The data must be reproduced verbatim; images are to be omitted.

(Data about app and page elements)
--------

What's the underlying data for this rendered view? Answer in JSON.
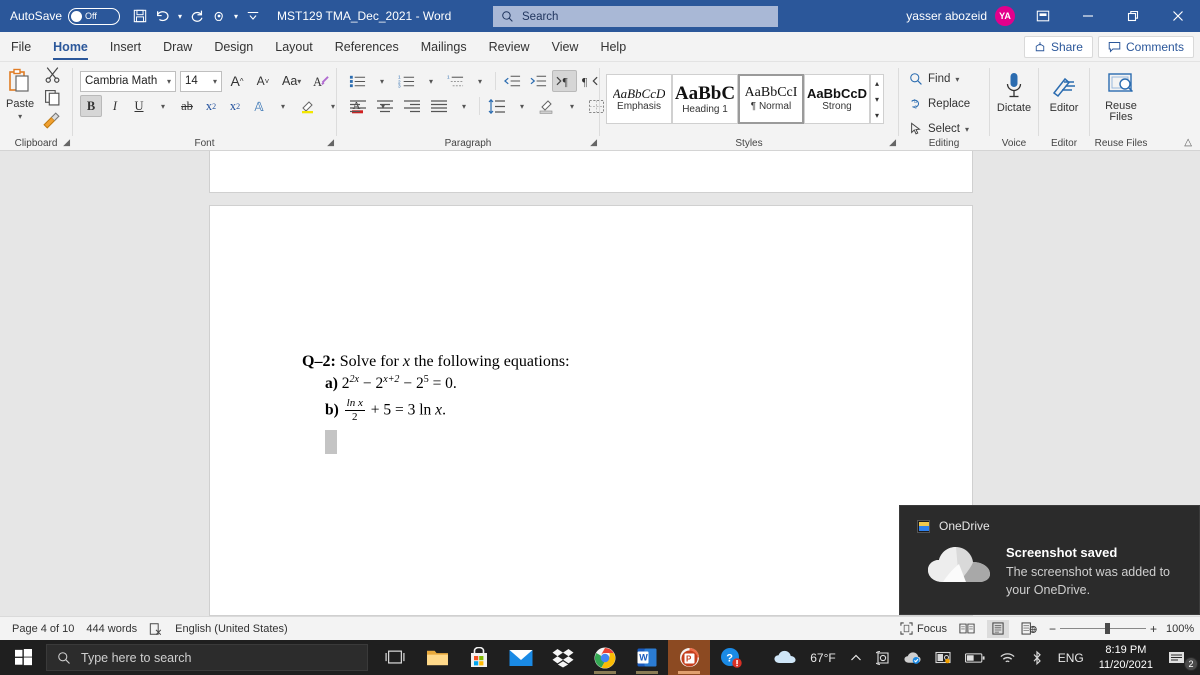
{
  "titlebar": {
    "autosave_label": "AutoSave",
    "autosave_state": "Off",
    "quick_access": [
      {
        "name": "save-icon",
        "glyph": "💾"
      },
      {
        "name": "undo-icon",
        "glyph": "↶"
      },
      {
        "name": "undo-dropdown-icon",
        "glyph": "⌄"
      },
      {
        "name": "redo-icon",
        "glyph": "↻"
      },
      {
        "name": "touch-mode-icon",
        "glyph": "☚"
      },
      {
        "name": "touch-dropdown-icon",
        "glyph": "⌄"
      },
      {
        "name": "customize-quick-access-icon",
        "glyph": "⩟"
      }
    ],
    "document_title": "MST129 TMA_Dec_2021  -  Word",
    "search_placeholder": "Search",
    "user_name": "yasser abozeid",
    "user_initials": "YA",
    "avatar_color": "#e3008c",
    "window_buttons": [
      {
        "name": "ribbon-display-options-button",
        "glyph": "⬒"
      },
      {
        "name": "minimize-button",
        "glyph": "—"
      },
      {
        "name": "restore-button",
        "glyph": "❐"
      },
      {
        "name": "close-button",
        "glyph": "✕"
      }
    ],
    "accent_color": "#2b579a"
  },
  "tabs": [
    {
      "label": "File",
      "active": false
    },
    {
      "label": "Home",
      "active": true
    },
    {
      "label": "Insert",
      "active": false
    },
    {
      "label": "Draw",
      "active": false
    },
    {
      "label": "Design",
      "active": false
    },
    {
      "label": "Layout",
      "active": false
    },
    {
      "label": "References",
      "active": false
    },
    {
      "label": "Mailings",
      "active": false
    },
    {
      "label": "Review",
      "active": false
    },
    {
      "label": "View",
      "active": false
    },
    {
      "label": "Help",
      "active": false
    }
  ],
  "tab_actions": {
    "share_label": "Share",
    "comments_label": "Comments"
  },
  "ribbon": {
    "clipboard": {
      "group_label": "Clipboard",
      "paste_label": "Paste",
      "buttons": [
        "cut-icon",
        "copy-icon",
        "format-painter-icon"
      ]
    },
    "font": {
      "group_label": "Font",
      "font_name": "Cambria Math",
      "font_size": "14",
      "grow_font": "A",
      "shrink_font": "A",
      "change_case": "Aa",
      "clear_formatting": "A",
      "bold": "B",
      "italic": "I",
      "underline": "U",
      "strikethrough": "ab",
      "subscript": "x",
      "superscript": "x",
      "text_effects": "A",
      "highlight": "✐",
      "font_color": "A"
    },
    "paragraph": {
      "group_label": "Paragraph",
      "row1": [
        "bullets-icon",
        "numbering-icon",
        "multilevel-list-icon",
        "decrease-indent-icon",
        "increase-indent-icon",
        "ltr-text-direction-icon",
        "rtl-text-direction-icon",
        "sort-icon",
        "show-marks-icon"
      ],
      "row2": [
        "align-left-icon",
        "align-center-icon",
        "align-right-icon",
        "justify-icon",
        "line-spacing-icon",
        "shading-icon",
        "borders-icon"
      ]
    },
    "styles": {
      "group_label": "Styles",
      "items": [
        {
          "preview": "AaBbCcD",
          "name": "Emphasis",
          "selected": false
        },
        {
          "preview": "AaBbC",
          "name": "Heading 1",
          "selected": false
        },
        {
          "preview": "AaBbCcI",
          "name": "¶ Normal",
          "selected": true
        },
        {
          "preview": "AaBbCcD",
          "name": "Strong",
          "selected": false
        }
      ]
    },
    "editing": {
      "group_label": "Editing",
      "find_label": "Find",
      "replace_label": "Replace",
      "select_label": "Select"
    },
    "voice": {
      "group_label": "Voice",
      "dictate_label": "Dictate"
    },
    "editor": {
      "group_label": "Editor",
      "editor_label": "Editor"
    },
    "reuse": {
      "group_label": "Reuse Files",
      "reuse_label_line1": "Reuse",
      "reuse_label_line2": "Files"
    }
  },
  "document": {
    "question_label": "Q–2:",
    "question_text": "Solve for",
    "question_var": "x",
    "question_tail": "the following equations:",
    "item_a_label": "a)",
    "item_a_eq": {
      "t1_base": "2",
      "t1_exp": "2x",
      "minus1": "−",
      "t2_base": "2",
      "t2_exp": "x+2",
      "minus2": "−",
      "t3_base": "2",
      "t3_exp": "5",
      "equals": "= 0."
    },
    "item_b_label": "b)",
    "item_b_eq": {
      "frac_num": "ln x",
      "frac_den": "2",
      "rest": "+ 5 = 3 ln",
      "var": "x",
      "period": "."
    }
  },
  "statusbar": {
    "page_info": "Page 4 of 10",
    "word_count": "444 words",
    "proofing_icon": "proofing-errors-icon",
    "language": "English (United States)",
    "focus_label": "Focus",
    "views": [
      {
        "name": "read-mode-view-button",
        "glyph": "📖",
        "selected": false
      },
      {
        "name": "print-layout-view-button",
        "glyph": "▤",
        "selected": true
      },
      {
        "name": "web-layout-view-button",
        "glyph": "▧",
        "selected": false
      }
    ],
    "zoom_out": "−",
    "zoom_in": "+",
    "zoom_level": "100%"
  },
  "toast": {
    "app_name": "OneDrive",
    "title": "Screenshot saved",
    "message": "The screenshot was added to your OneDrive."
  },
  "taskbar": {
    "start_icon": "windows-start-icon",
    "search_placeholder": "Type here to search",
    "task_view_icon": "task-view-icon",
    "apps": [
      {
        "name": "file-explorer-icon",
        "active": false
      },
      {
        "name": "microsoft-store-icon",
        "active": false
      },
      {
        "name": "mail-icon",
        "active": false
      },
      {
        "name": "dropbox-icon",
        "active": false
      },
      {
        "name": "google-chrome-icon",
        "running": true,
        "active": false
      },
      {
        "name": "microsoft-word-icon",
        "running": true,
        "active": false
      },
      {
        "name": "microsoft-powerpoint-icon",
        "running": true,
        "active": true
      },
      {
        "name": "help-support-icon",
        "active": false
      }
    ],
    "weather_temp": "67°F",
    "tray": [
      {
        "name": "show-hidden-icons-button",
        "glyph": "∧"
      },
      {
        "name": "camera-app-icon",
        "glyph": "◎"
      },
      {
        "name": "onedrive-tray-icon",
        "glyph": "☁"
      },
      {
        "name": "realtek-audio-icon",
        "glyph": "▣"
      },
      {
        "name": "battery-icon",
        "glyph": "▭"
      },
      {
        "name": "network-wifi-icon",
        "glyph": "◠"
      },
      {
        "name": "bluetooth-icon",
        "glyph": "ᛦ"
      }
    ],
    "language_indicator": "ENG",
    "time": "8:19 PM",
    "date": "11/20/2021",
    "notification_count": "2"
  }
}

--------

Reply>
What's the underlying data for this rendered view? Answer in JSON.
{
  "titlebar": {
    "autosave_label": "AutoSave",
    "autosave_state": "Off",
    "quick_access": [
      {
        "name": "save-icon",
        "glyph": "💾"
      },
      {
        "name": "undo-icon",
        "glyph": "↶"
      },
      {
        "name": "undo-dropdown-icon",
        "glyph": "⌄"
      },
      {
        "name": "redo-icon",
        "glyph": "↻"
      },
      {
        "name": "touch-mode-icon",
        "glyph": "☚"
      },
      {
        "name": "touch-dropdown-icon",
        "glyph": "⌄"
      },
      {
        "name": "customize-quick-access-icon",
        "glyph": "⩟"
      }
    ],
    "document_title": "MST129 TMA_Dec_2021  -  Word",
    "search_placeholder": "Search",
    "user_name": "yasser abozeid",
    "user_initials": "YA",
    "avatar_color": "#e3008c",
    "window_buttons": [
      {
        "name": "ribbon-display-options-button",
        "glyph": "⬒"
      },
      {
        "name": "minimize-button",
        "glyph": "—"
      },
      {
        "name": "restore-button",
        "glyph": "❐"
      },
      {
        "name": "close-button",
        "glyph": "✕"
      }
    ],
    "accent_color": "#2b579a"
  },
  "tabs": [
    {
      "label": "File",
      "active": false
    },
    {
      "label": "Home",
      "active": true
    },
    {
      "label": "Insert",
      "active": false
    },
    {
      "label": "Draw",
      "active": false
    },
    {
      "label": "Design",
      "active": false
    },
    {
      "label": "Layout",
      "active": false
    },
    {
      "label": "References",
      "active": false
    },
    {
      "label": "Mailings",
      "active": false
    },
    {
      "label": "Review",
      "active": false
    },
    {
      "label": "View",
      "active": false
    },
    {
      "label": "Help",
      "active": false
    }
  ],
  "tab_actions": {
    "share_label": "Share",
    "comments_label": "Comments"
  },
  "ribbon": {
    "clipboard": {
      "group_label": "Clipboard",
      "paste_label": "Paste",
      "buttons": [
        "cut-icon",
        "copy-icon",
        "format-painter-icon"
      ]
    },
    "font": {
      "group_label": "Font",
      "font_name": "Cambria Math",
      "font_size": "14",
      "grow_font": "A",
      "shrink_font": "A",
      "change_case": "Aa",
      "clear_formatting": "A",
      "bold": "B",
      "italic": "I",
      "underline": "U",
      "strikethrough": "ab",
      "subscript": "x",
      "superscript": "x",
      "text_effects": "A",
      "highlight": "✐",
      "font_color": "A"
    },
    "paragraph": {
      "group_label": "Paragraph",
      "row1": [
        "bullets-icon",
        "numbering-icon",
        "multilevel-list-icon",
        "decrease-indent-icon",
        "increase-indent-icon",
        "ltr-text-direction-icon",
        "rtl-text-direction-icon",
        "sort-icon",
        "show-marks-icon"
      ],
      "row2": [
        "align-left-icon",
        "align-center-icon",
        "align-right-icon",
        "justify-icon",
        "line-spacing-icon",
        "shading-icon",
        "borders-icon"
      ]
    },
    "styles": {
      "group_label": "Styles",
      "items": [
        {
          "preview": "AaBbCcD",
          "name": "Emphasis",
          "selected": false
        },
        {
          "preview": "AaBbC",
          "name": "Heading 1",
          "selected": false
        },
        {
          "preview": "AaBbCcI",
          "name": "¶ Normal",
          "selected": true
        },
        {
          "preview": "AaBbCcD",
          "name": "Strong",
          "selected": false
        }
      ]
    },
    "editing": {
      "group_label": "Editing",
      "find_label": "Find",
      "replace_label": "Replace",
      "select_label": "Select"
    },
    "voice": {
      "group_label": "Voice",
      "dictate_label": "Dictate"
    },
    "editor": {
      "group_label": "Editor",
      "editor_label": "Editor"
    },
    "reuse": {
      "group_label": "Reuse Files",
      "reuse_label_line1": "Reuse",
      "reuse_label_line2": "Files"
    }
  },
  "document": {
    "question_label": "Q–2:",
    "question_text": "Solve for",
    "question_var": "x",
    "question_tail": "the following equations:",
    "item_a_label": "a)",
    "item_a_eq": {
      "t1_base": "2",
      "t1_exp": "2x",
      "minus1": "−",
      "t2_base": "2",
      "t2_exp": "x+2",
      "minus2": "−",
      "t3_base": "2",
      "t3_exp": "5",
      "equals": "= 0."
    },
    "item_b_label": "b)",
    "item_b_eq": {
      "frac_num": "ln x",
      "frac_den": "2",
      "rest": "+ 5 = 3 ln",
      "var": "x",
      "period": "."
    }
  },
  "statusbar": {
    "page_info": "Page 4 of 10",
    "word_count": "444 words",
    "proofing_icon": "proofing-errors-icon",
    "language": "English (United States)",
    "focus_label": "Focus",
    "views": [
      {
        "name": "read-mode-view-button",
        "glyph": "📖",
        "selected": false
      },
      {
        "name": "print-layout-view-button",
        "glyph": "▤",
        "selected": true
      },
      {
        "name": "web-layout-view-button",
        "glyph": "▧",
        "selected": false
      }
    ],
    "zoom_out": "−",
    "zoom_in": "+",
    "zoom_level": "100%"
  },
  "toast": {
    "app_name": "OneDrive",
    "title": "Screenshot saved",
    "message": "The screenshot was added to your OneDrive."
  },
  "taskbar": {
    "start_icon": "windows-start-icon",
    "search_placeholder": "Type here to search",
    "task_view_icon": "task-view-icon",
    "apps": [
      {
        "name": "file-explorer-icon",
        "active": false
      },
      {
        "name": "microsoft-store-icon",
        "active": false
      },
      {
        "name": "mail-icon",
        "active": false
      },
      {
        "name": "dropbox-icon",
        "active": false
      },
      {
        "name": "google-chrome-icon",
        "running": true,
        "active": false
      },
      {
        "name": "microsoft-word-icon",
        "running": true,
        "active": false
      },
      {
        "name": "microsoft-powerpoint-icon",
        "running": true,
        "active": true
      },
      {
        "name": "help-support-icon",
        "active": false
      }
    ],
    "weather_temp": "67°F",
    "tray": [
      {
        "name": "show-hidden-icons-button",
        "glyph": "∧"
      },
      {
        "name": "camera-app-icon",
        "glyph": "◎"
      },
      {
        "name": "onedrive-tray-icon",
        "glyph": "☁"
      },
      {
        "name": "realtek-audio-icon",
        "glyph": "▣"
      },
      {
        "name": "battery-icon",
        "glyph": "▭"
      },
      {
        "name": "network-wifi-icon",
        "glyph": "◠"
      },
      {
        "name": "bluetooth-icon",
        "glyph": "ᛦ"
      }
    ],
    "language_indicator": "ENG",
    "time": "8:19 PM",
    "date": "11/20/2021",
    "notification_count": "2"
  }
}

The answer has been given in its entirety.